From massive formless artificial intelligence to Data’s “positronic brain” on Star Trek: The Next Generation, neural networks have long played a key part in science fiction’s imagination. However, neural nets are actually far more ingrained into everyday life today in ways you may not immediately suspect. These are just a few real-world applications for neural networks today.
We use social media so much that it has, in just over a decade, become an integral part of our lives. It’s such second nature at this point that it probably doesn’t even phase you that when you post a picture of yourself and some friends to Facebook, there’s a good chance it already has an idea of who should be tagged along with you. Facebook is able to do this via its facial recognition programs, which are themselves an outgrowth of neural networks.

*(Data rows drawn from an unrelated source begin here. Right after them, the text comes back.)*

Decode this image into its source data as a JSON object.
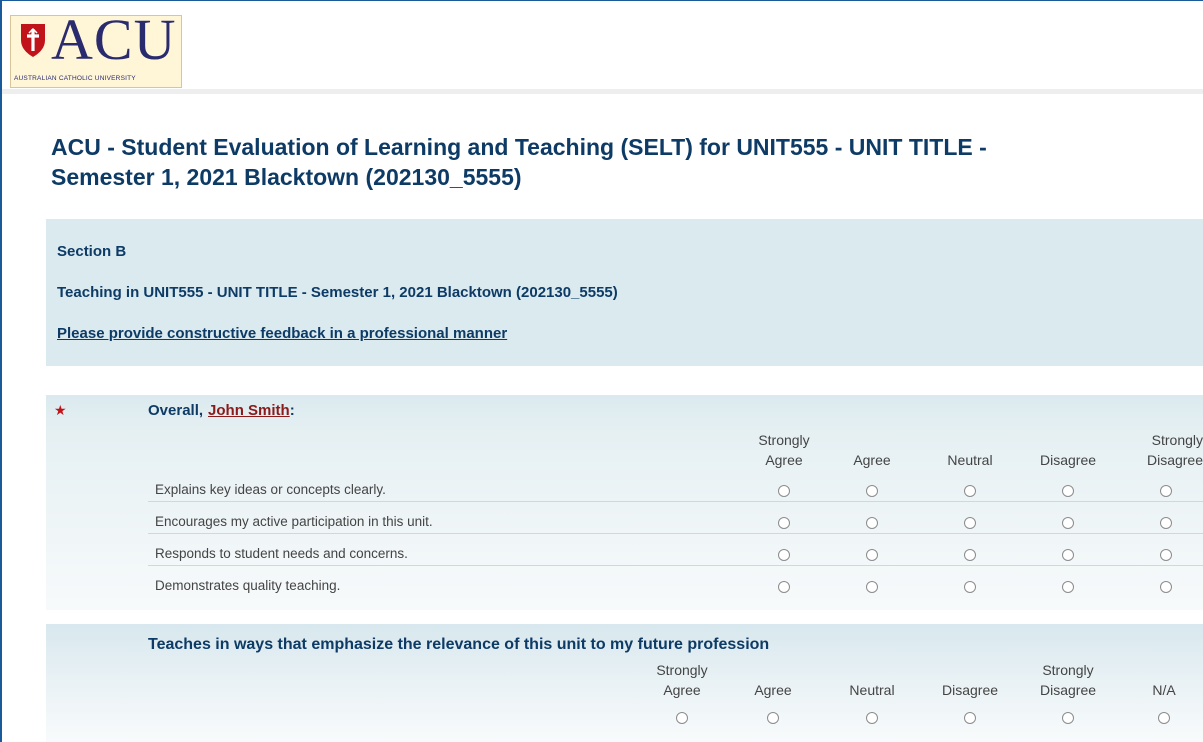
{
  "brand": {
    "logo_text": "ACU",
    "logo_subtitle": "AUSTRALIAN CATHOLIC UNIVERSITY",
    "primary_color": "#0d3b66",
    "logo_color": "#2a2b6e",
    "accent_red": "#c0141a"
  },
  "page": {
    "title_line1": "ACU - Student Evaluation of Learning and Teaching (SELT) for UNIT555 - UNIT TITLE -",
    "title_line2": "Semester 1, 2021 Blacktown (202130_5555)"
  },
  "section": {
    "label": "Section B",
    "teaching": "Teaching in UNIT555 - UNIT TITLE - Semester 1, 2021 Blacktown (202130_5555)",
    "feedback_link": "Please provide constructive feedback in a professional manner"
  },
  "question1": {
    "required_marker": "★",
    "prefix": "Overall,",
    "name": "John Smith",
    "suffix": ":",
    "scale": [
      {
        "line1": "Strongly",
        "line2": "Agree"
      },
      {
        "line1": "",
        "line2": "Agree"
      },
      {
        "line1": "",
        "line2": "Neutral"
      },
      {
        "line1": "",
        "line2": "Disagree"
      },
      {
        "line1": "Strongly",
        "line2": "Disagree"
      }
    ],
    "rows": [
      {
        "label": "Explains key ideas or concepts clearly."
      },
      {
        "label": "Encourages my active participation in this unit."
      },
      {
        "label": "Responds to student needs and concerns."
      },
      {
        "label": "Demonstrates quality teaching."
      }
    ]
  },
  "question2": {
    "heading": "Teaches in ways that emphasize the relevance of this unit to my future profession",
    "scale": [
      {
        "line1": "Strongly",
        "line2": "Agree"
      },
      {
        "line1": "",
        "line2": "Agree"
      },
      {
        "line1": "",
        "line2": "Neutral"
      },
      {
        "line1": "",
        "line2": "Disagree"
      },
      {
        "line1": "Strongly",
        "line2": "Disagree"
      },
      {
        "line1": "",
        "line2": "N/A"
      }
    ]
  }
}
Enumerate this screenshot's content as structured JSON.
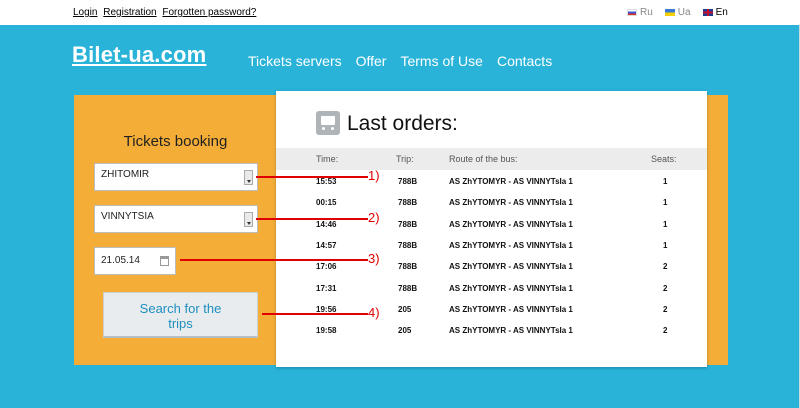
{
  "topbar": {
    "links": [
      "Login",
      "Registration",
      "Forgotten password?"
    ],
    "languages": [
      {
        "label": "Ru",
        "active": false
      },
      {
        "label": "Ua",
        "active": false
      },
      {
        "label": "En",
        "active": true
      }
    ]
  },
  "header": {
    "logo": "Bilet-ua.com",
    "nav": [
      "Tickets servers",
      "Offer",
      "Terms of Use",
      "Contacts"
    ]
  },
  "booking": {
    "title": "Tickets booking",
    "from_value": "ZHITOMIR",
    "to_value": "VINNYTSIA",
    "date_value": "21.05.14",
    "search_label_line1": "Search for the",
    "search_label_line2": "trips"
  },
  "orders": {
    "title": "Last orders:",
    "columns": [
      "Time:",
      "Trip:",
      "Route of the bus:",
      "Seats:"
    ],
    "rows": [
      {
        "time": "15:53",
        "trip": "788B",
        "route": "AS ZhYTOMYR - AS VINNYTsIa 1",
        "seats": "1"
      },
      {
        "time": "00:15",
        "trip": "788B",
        "route": "AS ZhYTOMYR - AS VINNYTsIa 1",
        "seats": "1"
      },
      {
        "time": "14:46",
        "trip": "788B",
        "route": "AS ZhYTOMYR - AS VINNYTsIa 1",
        "seats": "1"
      },
      {
        "time": "14:57",
        "trip": "788B",
        "route": "AS ZhYTOMYR - AS VINNYTsIa 1",
        "seats": "1"
      },
      {
        "time": "17:06",
        "trip": "788B",
        "route": "AS ZhYTOMYR - AS VINNYTsIa 1",
        "seats": "2"
      },
      {
        "time": "17:31",
        "trip": "788B",
        "route": "AS ZhYTOMYR - AS VINNYTsIa 1",
        "seats": "2"
      },
      {
        "time": "19:56",
        "trip": "205",
        "route": "AS ZhYTOMYR - AS VINNYTsIa 1",
        "seats": "2"
      },
      {
        "time": "19:58",
        "trip": "205",
        "route": "AS ZhYTOMYR - AS VINNYTsIa 1",
        "seats": "2"
      }
    ]
  },
  "annotations": [
    "1)",
    "2)",
    "3)",
    "4)"
  ],
  "colors": {
    "main_bg": "#29b3d9",
    "panel": "#f4ad36",
    "annotation": "#e00000"
  }
}
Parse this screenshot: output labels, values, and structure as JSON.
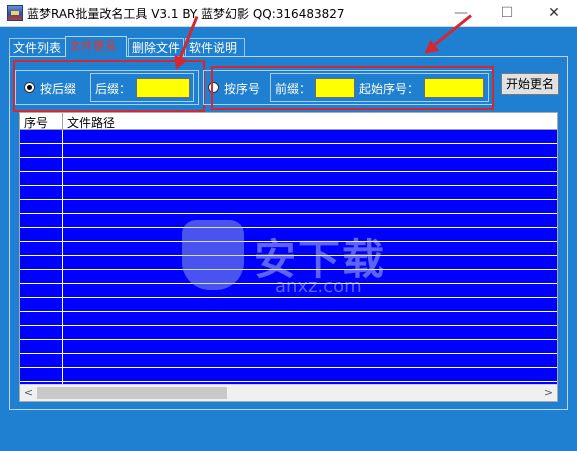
{
  "window": {
    "title": "蓝梦RAR批量改名工具 V3.1 BY 蓝梦幻影 QQ:316483827",
    "minimize_glyph": "—",
    "maximize_glyph": "☐",
    "close_glyph": "✕"
  },
  "tabs": [
    {
      "label": "文件列表",
      "active": false
    },
    {
      "label": "文件更名",
      "active": true
    },
    {
      "label": "删除文件",
      "active": false
    },
    {
      "label": "软件说明",
      "active": false
    }
  ],
  "suffix_group": {
    "radio_label": "按后缀",
    "checked": true,
    "field_label": "后缀：",
    "field_value": ""
  },
  "sequence_group": {
    "radio_label": "按序号",
    "checked": false,
    "prefix_label": "前缀：",
    "prefix_value": "",
    "start_label": "起始序号：",
    "start_value": ""
  },
  "start_button": {
    "label": "开始更名"
  },
  "table": {
    "columns": [
      "序号",
      "文件路径"
    ],
    "rows": []
  },
  "scrollbar": {
    "left_glyph": "<",
    "right_glyph": ">"
  },
  "watermark": {
    "text": "安下载",
    "domain": "anxz.com"
  },
  "colors": {
    "client_bg": "#1f7fd0",
    "table_bg": "#0000ff",
    "input_bg": "#ffff00",
    "annotation_red": "#d7262e",
    "active_tab_text": "#e6362b"
  }
}
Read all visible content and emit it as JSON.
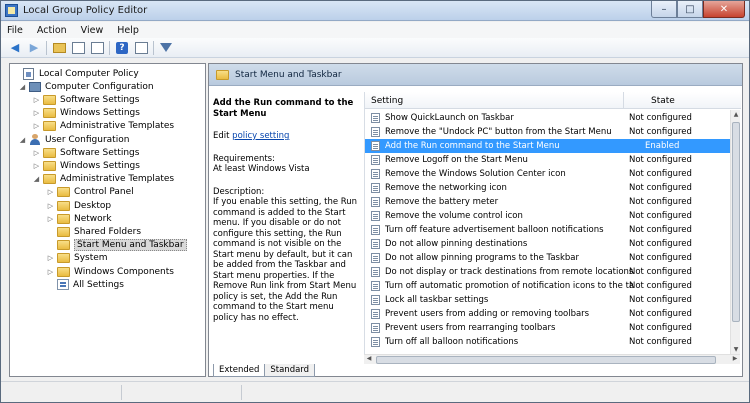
{
  "window": {
    "title": "Local Group Policy Editor",
    "controls": [
      "–",
      "□",
      "✕"
    ]
  },
  "menu": [
    "File",
    "Action",
    "View",
    "Help"
  ],
  "toolbar": {
    "back": "◀",
    "forward": "▶",
    "help": "?"
  },
  "tree": [
    {
      "label": "Local Computer Policy",
      "icon": "policy",
      "expander": "",
      "indent": 0
    },
    {
      "label": "Computer Configuration",
      "icon": "computer",
      "expander": "◢",
      "indent": 1
    },
    {
      "label": "Software Settings",
      "icon": "folder",
      "expander": "▷",
      "indent": 2
    },
    {
      "label": "Windows Settings",
      "icon": "folder",
      "expander": "▷",
      "indent": 2
    },
    {
      "label": "Administrative Templates",
      "icon": "folder",
      "expander": "▷",
      "indent": 2
    },
    {
      "label": "User Configuration",
      "icon": "user",
      "expander": "◢",
      "indent": 1
    },
    {
      "label": "Software Settings",
      "icon": "folder",
      "expander": "▷",
      "indent": 2
    },
    {
      "label": "Windows Settings",
      "icon": "folder",
      "expander": "▷",
      "indent": 2
    },
    {
      "label": "Administrative Templates",
      "icon": "folder",
      "expander": "◢",
      "indent": 2
    },
    {
      "label": "Control Panel",
      "icon": "folder",
      "expander": "▷",
      "indent": 3
    },
    {
      "label": "Desktop",
      "icon": "folder",
      "expander": "▷",
      "indent": 3
    },
    {
      "label": "Network",
      "icon": "folder",
      "expander": "▷",
      "indent": 3
    },
    {
      "label": "Shared Folders",
      "icon": "folder",
      "expander": "",
      "indent": 3
    },
    {
      "label": "Start Menu and Taskbar",
      "icon": "folder",
      "expander": "",
      "indent": 3,
      "selected": true
    },
    {
      "label": "System",
      "icon": "folder",
      "expander": "▷",
      "indent": 3
    },
    {
      "label": "Windows Components",
      "icon": "folder",
      "expander": "▷",
      "indent": 3
    },
    {
      "label": "All Settings",
      "icon": "allsettings",
      "expander": "",
      "indent": 3
    }
  ],
  "pane": {
    "header_title": "Start Menu and Taskbar",
    "desc_title": "Add the Run command to the Start Menu",
    "edit_prefix": "Edit ",
    "edit_link": "policy setting",
    "requirements_label": "Requirements:",
    "requirements_value": "At least Windows Vista",
    "description_label": "Description:",
    "description_text": "If you enable this setting, the Run command is added to the Start menu.  If you disable or do not configure this setting, the Run command is not visible on the Start menu by default, but it can be added from the Taskbar and Start menu properties. If the Remove Run link from Start Menu policy is set, the Add the Run command to the Start menu policy has no effect."
  },
  "list": {
    "col_setting": "Setting",
    "col_state": "State",
    "rows": [
      {
        "setting": "Show QuickLaunch on Taskbar",
        "state": "Not configured"
      },
      {
        "setting": "Remove the \"Undock PC\" button from the Start Menu",
        "state": "Not configured"
      },
      {
        "setting": "Add the Run command to the Start Menu",
        "state": "Enabled",
        "selected": true
      },
      {
        "setting": "Remove Logoff on the Start Menu",
        "state": "Not configured"
      },
      {
        "setting": "Remove the Windows Solution Center icon",
        "state": "Not configured"
      },
      {
        "setting": "Remove the networking icon",
        "state": "Not configured"
      },
      {
        "setting": "Remove the battery meter",
        "state": "Not configured"
      },
      {
        "setting": "Remove the volume control icon",
        "state": "Not configured"
      },
      {
        "setting": "Turn off feature advertisement balloon notifications",
        "state": "Not configured"
      },
      {
        "setting": "Do not allow pinning destinations",
        "state": "Not configured"
      },
      {
        "setting": "Do not allow pinning programs to the Taskbar",
        "state": "Not configured"
      },
      {
        "setting": "Do not display or track destinations from remote locations",
        "state": "Not configured"
      },
      {
        "setting": "Turn off automatic promotion of notification icons to the ta...",
        "state": "Not configured"
      },
      {
        "setting": "Lock all taskbar settings",
        "state": "Not configured"
      },
      {
        "setting": "Prevent users from adding or removing toolbars",
        "state": "Not configured"
      },
      {
        "setting": "Prevent users from rearranging toolbars",
        "state": "Not configured"
      },
      {
        "setting": "Turn off all balloon notifications",
        "state": "Not configured"
      }
    ]
  },
  "tabs": [
    {
      "label": "Extended",
      "active": true
    },
    {
      "label": "Standard",
      "active": false
    }
  ]
}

The same holds true for Instagram. It is able to predict which emoji you want to use next based on your own tendencies and those of others, which it is able to store and access in real-time using neural nets.
Browsing on Amazon can be a nightmare for your wallet. The problem isn’t that you don’t find what you’re looking for, but rather that you often find so many good recommendations based on what you’re looking for that you buy more than you bargained for – which, of course, is part of Amazon’s goal for making its enterprise so profitable.
Your search history is one thing, but what about when you type something into the search bar? All it takes is a couple of letters or a word or two at most to clue the search engine into what you’re looking for. It then presents results which are more often than not very well suited to what you are looking for. That increased buyer recognition is an outgrowth of neural nets being able to predict your tendencies based on your own history and those of shoppers as a whole.
If you buy a bunch of things at once with a credit card, you’ll likely get a notice asking if you did, in fact, approve those transactions and, if you didn’t, to freeze the card immediately so as to protect against fraud. How does your bank know to do this so quickly? The answer, once again, is neural nets, which are able to flag potentially suspicious transactions based on the speed of purchases made in succession, along with the location, price, and other factors.
Far from mere sci-fi fantasy, neural nets are a very real part of our everyday life.
Originally published to peterlagow.com